Staying fit and healthy has become one of our most important priority, and rightfully so. Sugar and carbohydrates in general, are definitely those food elements that contribute the most to an eventual weight gain. As studies have shown, lower intake of glucose is key in both not gaining and losing extra weight. But how to lose or not gain weight has remained an open question. The numbers of possible diet systems keep on multiplying. Artificial Sweeteners as a substitute for sugar have been around for a while, but their use and positive effects are more and more coming under scrutiny and criticism.

Some recent studies go a step further in that direction.

Do you want to lose, or gain weight?

Two of the more recent studies on the effects of these sweeteners have been published by the "Canadian Medical Association Journal" and "Cell Metabolism" journal. Both, in many ways, not only dispute their positive weight loss effect but actually claim the could be the cause of a weight gain! Even more so, they could also cause other negative health issues.

The Charles Perkins Centre and School of Life and Environmental Sciences at the University Of Sydney, Australia has conducted several research projects on fruit flies and mice. The researchers tried a combination of high intake of artificial sweeteners with high and low intake of carbohydrates.

The most recent data they came up with shows that neither combination lowered the intake of food. The researchers attributed this to the fact that their constant use increased the feeling of hunger since the neuronal network was signaling to animals that they have not had a sufficient intake of energy. This almost always leads to further intake of food and actual weight gain!

Further research needed

These studies also indicate that there are other possible negative health impacts of artificial sweeteners. The results though are still not fully conclusive. As Greg Neely, one of the researchers with on the University of Sydney projects said, further research is needed on their effects on metabolism.

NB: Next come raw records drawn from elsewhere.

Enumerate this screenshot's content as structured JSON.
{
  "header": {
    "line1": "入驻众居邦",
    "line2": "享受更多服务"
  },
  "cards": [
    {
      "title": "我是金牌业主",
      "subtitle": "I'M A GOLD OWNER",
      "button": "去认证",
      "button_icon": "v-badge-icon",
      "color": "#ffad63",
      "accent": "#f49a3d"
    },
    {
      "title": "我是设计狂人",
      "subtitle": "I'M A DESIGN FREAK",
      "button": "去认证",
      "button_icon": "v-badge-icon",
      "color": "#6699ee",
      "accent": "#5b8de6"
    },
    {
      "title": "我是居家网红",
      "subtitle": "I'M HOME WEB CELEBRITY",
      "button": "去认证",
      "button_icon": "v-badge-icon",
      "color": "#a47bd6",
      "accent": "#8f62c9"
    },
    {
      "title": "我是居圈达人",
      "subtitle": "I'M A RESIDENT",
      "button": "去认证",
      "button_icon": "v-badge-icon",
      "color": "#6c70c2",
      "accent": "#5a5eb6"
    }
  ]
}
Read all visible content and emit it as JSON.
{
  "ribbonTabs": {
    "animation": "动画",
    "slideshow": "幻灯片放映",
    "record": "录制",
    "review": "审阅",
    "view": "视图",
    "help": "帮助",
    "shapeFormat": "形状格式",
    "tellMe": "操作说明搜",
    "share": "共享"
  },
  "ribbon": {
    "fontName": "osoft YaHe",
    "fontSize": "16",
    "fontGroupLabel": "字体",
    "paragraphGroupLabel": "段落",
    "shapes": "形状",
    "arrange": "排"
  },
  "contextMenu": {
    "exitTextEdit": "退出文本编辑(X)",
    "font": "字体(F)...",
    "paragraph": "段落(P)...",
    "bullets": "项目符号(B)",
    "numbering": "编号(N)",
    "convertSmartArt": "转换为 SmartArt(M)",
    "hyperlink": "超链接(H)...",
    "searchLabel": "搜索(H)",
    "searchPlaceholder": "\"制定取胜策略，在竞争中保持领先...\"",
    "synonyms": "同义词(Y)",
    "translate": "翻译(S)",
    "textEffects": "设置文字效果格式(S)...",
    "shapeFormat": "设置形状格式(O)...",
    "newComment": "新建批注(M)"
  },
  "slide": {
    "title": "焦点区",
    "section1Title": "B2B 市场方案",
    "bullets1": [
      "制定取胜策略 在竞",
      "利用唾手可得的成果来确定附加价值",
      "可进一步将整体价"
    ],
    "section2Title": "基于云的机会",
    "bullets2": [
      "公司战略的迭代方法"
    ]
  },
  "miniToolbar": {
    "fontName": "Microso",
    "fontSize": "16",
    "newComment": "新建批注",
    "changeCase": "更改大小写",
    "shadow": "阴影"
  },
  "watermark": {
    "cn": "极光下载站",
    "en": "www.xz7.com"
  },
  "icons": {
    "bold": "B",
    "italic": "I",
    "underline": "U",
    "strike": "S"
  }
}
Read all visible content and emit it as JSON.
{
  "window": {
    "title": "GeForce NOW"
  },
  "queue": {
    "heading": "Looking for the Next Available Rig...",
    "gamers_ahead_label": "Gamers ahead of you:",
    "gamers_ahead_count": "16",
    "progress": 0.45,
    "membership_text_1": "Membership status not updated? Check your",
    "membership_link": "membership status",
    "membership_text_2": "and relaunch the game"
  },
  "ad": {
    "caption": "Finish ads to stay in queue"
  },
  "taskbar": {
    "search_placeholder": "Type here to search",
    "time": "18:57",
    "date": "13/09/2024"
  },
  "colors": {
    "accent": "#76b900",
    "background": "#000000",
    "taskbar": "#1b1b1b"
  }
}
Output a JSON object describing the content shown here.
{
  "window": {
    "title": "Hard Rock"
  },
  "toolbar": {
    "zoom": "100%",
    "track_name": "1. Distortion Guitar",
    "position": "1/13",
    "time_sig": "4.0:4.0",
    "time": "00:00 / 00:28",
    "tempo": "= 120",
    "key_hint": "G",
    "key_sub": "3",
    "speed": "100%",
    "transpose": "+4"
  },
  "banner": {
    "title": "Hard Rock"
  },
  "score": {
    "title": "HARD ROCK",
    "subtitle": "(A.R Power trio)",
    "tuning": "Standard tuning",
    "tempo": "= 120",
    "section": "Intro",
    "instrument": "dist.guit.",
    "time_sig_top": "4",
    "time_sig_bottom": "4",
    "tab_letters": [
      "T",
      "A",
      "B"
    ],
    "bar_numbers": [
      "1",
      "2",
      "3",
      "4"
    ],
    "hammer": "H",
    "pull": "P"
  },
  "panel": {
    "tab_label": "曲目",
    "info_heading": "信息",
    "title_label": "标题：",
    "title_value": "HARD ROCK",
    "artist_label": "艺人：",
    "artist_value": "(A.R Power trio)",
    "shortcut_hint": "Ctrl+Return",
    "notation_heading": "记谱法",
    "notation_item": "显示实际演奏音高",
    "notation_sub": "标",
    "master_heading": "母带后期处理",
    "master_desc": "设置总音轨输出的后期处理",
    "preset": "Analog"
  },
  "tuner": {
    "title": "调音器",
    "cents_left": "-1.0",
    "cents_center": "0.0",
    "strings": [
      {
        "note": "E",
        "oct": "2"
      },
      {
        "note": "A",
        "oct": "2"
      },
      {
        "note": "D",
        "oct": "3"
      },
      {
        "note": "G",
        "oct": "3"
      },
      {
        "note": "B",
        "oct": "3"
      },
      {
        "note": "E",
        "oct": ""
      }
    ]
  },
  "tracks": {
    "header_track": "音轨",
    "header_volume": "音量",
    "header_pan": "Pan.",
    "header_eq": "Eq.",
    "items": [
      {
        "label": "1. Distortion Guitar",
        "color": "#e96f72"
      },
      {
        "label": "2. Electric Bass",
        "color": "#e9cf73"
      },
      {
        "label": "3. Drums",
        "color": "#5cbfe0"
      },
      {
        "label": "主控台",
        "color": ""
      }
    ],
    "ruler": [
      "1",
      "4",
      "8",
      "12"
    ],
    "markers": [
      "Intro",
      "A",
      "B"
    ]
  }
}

Meghan Azad, the lead researcher on the Canadian project, agreed on the need for further research, particularly on the potential connection between weight gain, diabetes and "other negative cardiovascular outcomes." One thing she insisted on though, was that there is no clear benefit of artificial sweeteners on weight loss.

The Calorie Control Council is a trade group of which artificial sweetener manufacturers belong. It agrees that more research is needed, but insists that the connection between aspartame and similar products and certain diseases has not been confirmed. It also stressed the need for more personally based and "multifactorial and multidisciplinary approaches" in these studies. Whatever the further studies will show, one thing is certain - those who need to use artificial sweeteners should proceed with caution.